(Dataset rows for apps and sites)

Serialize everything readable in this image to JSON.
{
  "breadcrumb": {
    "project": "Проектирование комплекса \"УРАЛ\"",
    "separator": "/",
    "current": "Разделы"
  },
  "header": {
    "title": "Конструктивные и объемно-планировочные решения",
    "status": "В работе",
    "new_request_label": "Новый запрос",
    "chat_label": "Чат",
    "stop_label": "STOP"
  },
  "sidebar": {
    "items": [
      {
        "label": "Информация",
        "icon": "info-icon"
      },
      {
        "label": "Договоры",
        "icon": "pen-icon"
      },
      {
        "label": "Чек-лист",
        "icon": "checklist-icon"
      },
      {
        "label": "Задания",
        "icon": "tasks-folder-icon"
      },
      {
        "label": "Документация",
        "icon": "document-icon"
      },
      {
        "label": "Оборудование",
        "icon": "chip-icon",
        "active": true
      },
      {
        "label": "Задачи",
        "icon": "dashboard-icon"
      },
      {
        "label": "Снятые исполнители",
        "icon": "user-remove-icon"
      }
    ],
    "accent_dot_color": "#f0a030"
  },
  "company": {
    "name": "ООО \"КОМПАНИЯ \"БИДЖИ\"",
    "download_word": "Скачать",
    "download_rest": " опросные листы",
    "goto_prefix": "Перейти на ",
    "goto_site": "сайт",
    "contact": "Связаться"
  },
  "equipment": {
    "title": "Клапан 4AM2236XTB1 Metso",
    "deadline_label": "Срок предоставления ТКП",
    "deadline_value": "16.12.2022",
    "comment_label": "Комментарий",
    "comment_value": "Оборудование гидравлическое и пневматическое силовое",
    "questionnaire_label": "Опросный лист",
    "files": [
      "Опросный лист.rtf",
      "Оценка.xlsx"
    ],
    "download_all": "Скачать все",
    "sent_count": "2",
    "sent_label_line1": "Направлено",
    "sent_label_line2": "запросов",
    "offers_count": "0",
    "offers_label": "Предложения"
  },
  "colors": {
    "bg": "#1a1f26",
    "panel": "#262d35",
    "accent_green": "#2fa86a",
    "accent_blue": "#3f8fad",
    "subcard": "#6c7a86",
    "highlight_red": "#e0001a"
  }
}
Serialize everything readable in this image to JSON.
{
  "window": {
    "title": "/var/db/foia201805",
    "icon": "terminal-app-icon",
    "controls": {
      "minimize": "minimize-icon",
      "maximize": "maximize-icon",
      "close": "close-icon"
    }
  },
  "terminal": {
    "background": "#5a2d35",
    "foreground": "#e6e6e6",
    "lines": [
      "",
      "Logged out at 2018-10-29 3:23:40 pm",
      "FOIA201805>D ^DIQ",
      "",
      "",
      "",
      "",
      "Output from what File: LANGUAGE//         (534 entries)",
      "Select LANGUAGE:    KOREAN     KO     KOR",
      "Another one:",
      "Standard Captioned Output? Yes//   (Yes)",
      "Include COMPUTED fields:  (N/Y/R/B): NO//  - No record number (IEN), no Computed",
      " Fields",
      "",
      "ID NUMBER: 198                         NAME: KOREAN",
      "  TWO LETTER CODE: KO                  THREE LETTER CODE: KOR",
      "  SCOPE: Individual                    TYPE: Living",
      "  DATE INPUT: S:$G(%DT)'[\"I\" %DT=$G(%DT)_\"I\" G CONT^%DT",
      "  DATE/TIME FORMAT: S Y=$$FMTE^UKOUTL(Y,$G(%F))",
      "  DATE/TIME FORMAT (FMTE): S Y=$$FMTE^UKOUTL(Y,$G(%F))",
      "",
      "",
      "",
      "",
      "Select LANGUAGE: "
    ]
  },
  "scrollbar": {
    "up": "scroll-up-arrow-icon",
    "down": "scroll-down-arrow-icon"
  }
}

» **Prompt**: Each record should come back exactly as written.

» **Written solution**:
Serialize everything readable in this image to JSON.
{
  "breadcrumb": {
    "project": "Проектирование комплекса \"УРАЛ\"",
    "separator": "/",
    "current": "Разделы"
  },
  "header": {
    "title": "Конструктивные и объемно-планировочные решения",
    "status": "В работе",
    "new_request_label": "Новый запрос",
    "chat_label": "Чат",
    "stop_label": "STOP"
  },
  "sidebar": {
    "items": [
      {
        "label": "Информация",
        "icon": "info-icon"
      },
      {
        "label": "Договоры",
        "icon": "pen-icon"
      },
      {
        "label": "Чек-лист",
        "icon": "checklist-icon"
      },
      {
        "label": "Задания",
        "icon": "tasks-folder-icon"
      },
      {
        "label": "Документация",
        "icon": "document-icon"
      },
      {
        "label": "Оборудование",
        "icon": "chip-icon",
        "active": true
      },
      {
        "label": "Задачи",
        "icon": "dashboard-icon"
      },
      {
        "label": "Снятые исполнители",
        "icon": "user-remove-icon"
      }
    ],
    "accent_dot_color": "#f0a030"
  },
  "company": {
    "name": "ООО \"КОМПАНИЯ \"БИДЖИ\"",
    "download_word": "Скачать",
    "download_rest": " опросные листы",
    "goto_prefix": "Перейти на ",
    "goto_site": "сайт",
    "contact": "Связаться"
  },
  "equipment": {
    "title": "Клапан 4AM2236XTB1 Metso",
    "deadline_label": "Срок предоставления ТКП",
    "deadline_value": "16.12.2022",
    "comment_label": "Комментарий",
    "comment_value": "Оборудование гидравлическое и пневматическое силовое",
    "questionnaire_label": "Опросный лист",
    "files": [
      "Опросный лист.rtf",
      "Оценка.xlsx"
    ],
    "download_all": "Скачать все",
    "sent_count": "2",
    "sent_label_line1": "Направлено",
    "sent_label_line2": "запросов",
    "offers_count": "0",
    "offers_label": "Предложения"
  },
  "colors": {
    "bg": "#1a1f26",
    "panel": "#262d35",
    "accent_green": "#2fa86a",
    "accent_blue": "#3f8fad",
    "subcard": "#6c7a86",
    "highlight_red": "#e0001a"
  }
}
Serialize everything readable in this image to JSON.
{
  "window": {
    "title": "/var/db/foia201805",
    "icon": "terminal-app-icon",
    "controls": {
      "minimize": "minimize-icon",
      "maximize": "maximize-icon",
      "close": "close-icon"
    }
  },
  "terminal": {
    "background": "#5a2d35",
    "foreground": "#e6e6e6",
    "lines": [
      "",
      "Logged out at 2018-10-29 3:23:40 pm",
      "FOIA201805>D ^DIQ",
      "",
      "",
      "",
      "",
      "Output from what File: LANGUAGE//         (534 entries)",
      "Select LANGUAGE:    KOREAN     KO     KOR",
      "Another one:",
      "Standard Captioned Output? Yes//   (Yes)",
      "Include COMPUTED fields:  (N/Y/R/B): NO//  - No record number (IEN), no Computed",
      " Fields",
      "",
      "ID NUMBER: 198                         NAME: KOREAN",
      "  TWO LETTER CODE: KO                  THREE LETTER CODE: KOR",
      "  SCOPE: Individual                    TYPE: Living",
      "  DATE INPUT: S:$G(%DT)'[\"I\" %DT=$G(%DT)_\"I\" G CONT^%DT",
      "  DATE/TIME FORMAT: S Y=$$FMTE^UKOUTL(Y,$G(%F))",
      "  DATE/TIME FORMAT (FMTE): S Y=$$FMTE^UKOUTL(Y,$G(%F))",
      "",
      "",
      "",
      "",
      "Select LANGUAGE: "
    ]
  },
  "scrollbar": {
    "up": "scroll-up-arrow-icon",
    "down": "scroll-down-arrow-icon"
  }
}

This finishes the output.